For accessing a complexity of a model, number of free parameters is a good start, with it you can calculate AIC or BIC from number of free parameters. And getting number of free parameters in a Multi Layer Perception (MLP) neural network can be found here: Number of parameters in an artificial neural network for AIC

In addition, there are some cases, that you have a lot parameters, but they are not "totally free" / with regularization. For example, for linear regression, if you have $1000$ features but $500$ data points, it is totally OK to fit a model with $1000$ coefficients, but regularize the coefficients with a large regularization parameter. You can search Ridge Regression or Lasso Regression for details.

In Neural network case, it is also possible people have a very compacted network structure (many layers many neurons) but with some regularization in there. In that case, the method mentioned above will not work.

Finally, I would not agree your statement about random forest. As discussed in Breiman's original paper: in creasing number of trees is will not lead a more complex model / have over fitting. Instead, the out of bag (OOB) error will converge, if you have large number of trees. In practice, if computational power is not a concern, building a random forest with large number trees is actually recommended.

To your comment:

The model complexity is an abstract concept, and can be defined in different ways. AIC and BIC are some definitions and other way of defining it exists. See this Definition of model complexity in XGBoost as an example.

In addition, it is fine, if two NN has different structure, but it is still can have same complexity. Here is an example: say, we are doing polynomial regression. You have 2 ways, one is have a higher order model with more regularization, another is lower order without regularization. You can have same "complexity" but the structure are different.

Before giving up on linear models, you could also try regularized linear models. For example, you can penalize the $\ell_2$ norm of the weights (ridge regression), which expresses a preference for smaller weights. You can also penalize the $\ell_1$ norm (lasso), which induces sparse solutions (you can think of this as a kind of automatic feature selection). There's also the elastic net, which is a combination of $\ell_1$ and $\ell_2$ penalties. These techniques are very popular, and can improve generalization performance when appropriately matched to the problem. They can also make it possible to solve problems where the number of input variables exceeds the number of data points. You'll often see these techniques discussed in the context of regression problems with a single scalar output. But, you can also apply them in the case of vector-valued outputs. If searching for sparse solutions, you'd have to decide whether or not the weights for all outputs should share the same sparsity structure (i.e. should all columns of $M$ have zeros in the same rows as each other?).
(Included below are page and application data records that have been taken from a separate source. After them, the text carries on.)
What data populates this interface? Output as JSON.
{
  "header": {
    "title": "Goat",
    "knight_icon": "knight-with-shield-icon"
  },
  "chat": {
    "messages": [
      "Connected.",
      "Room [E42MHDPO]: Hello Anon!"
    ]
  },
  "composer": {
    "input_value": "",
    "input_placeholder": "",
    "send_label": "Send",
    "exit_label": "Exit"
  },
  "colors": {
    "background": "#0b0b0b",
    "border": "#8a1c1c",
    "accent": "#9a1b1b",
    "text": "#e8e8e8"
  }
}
As for neural nets, you're correct that your model is equivalent to a shallow network with linear activation functions. Many people use neural nets for regression, and producing vector-valued outputs is no problem. You'll want a feedforward network. The input layer should contain 10 units, and the output layer should contain 20 units. Because you're solving a regression problem, the output layer should use linear activation functions, which can represent any real number (unlike most nonlinear activation functions, which are either squashed or clipped to a specific range). For regression, you should also typically use the squared error as the loss function. If you want the network to implement a nonlinear function, you'll need at least one hidden layer with nonlinear activation functions (e.g. sigmoid, ReLU, etc.). Typically all units in the network would have a bias term. You'll probably want to pre-process your inputs by at least centering and standardizing them, and possibly performing PCA. Other than these recommendations, the world of neural nets is wide open, and the proper choices depend heavily on your problem (the number, size, and activation functions of hidden layers; initialization procedures; optimization/learning rules; regularization; etc.). The upside of this is that neural nets are very powerful. The downside is that you may have to spend a considerable amount of time exploring different choices.

You could also consider other nonlinear regression methods. For example, many standard techniques like k nearest neighbors, random forests, boosted decision trees, etc. could produce vector-valued outputs. These methods require fewer choices on your part than neural nets.

## Best Answer

Neural networks can in principle model nonlinearities automatically (see the universal approximation theorem), which you would need to explicitly model using transformations (splines etc.) in linear regression.

The caveat: the temptation to overfit can be (even) stronger in neural networks than in regression, since adding hidden layers or neurons looks harmless. So be extra careful to look at out-of-sample prediction performance.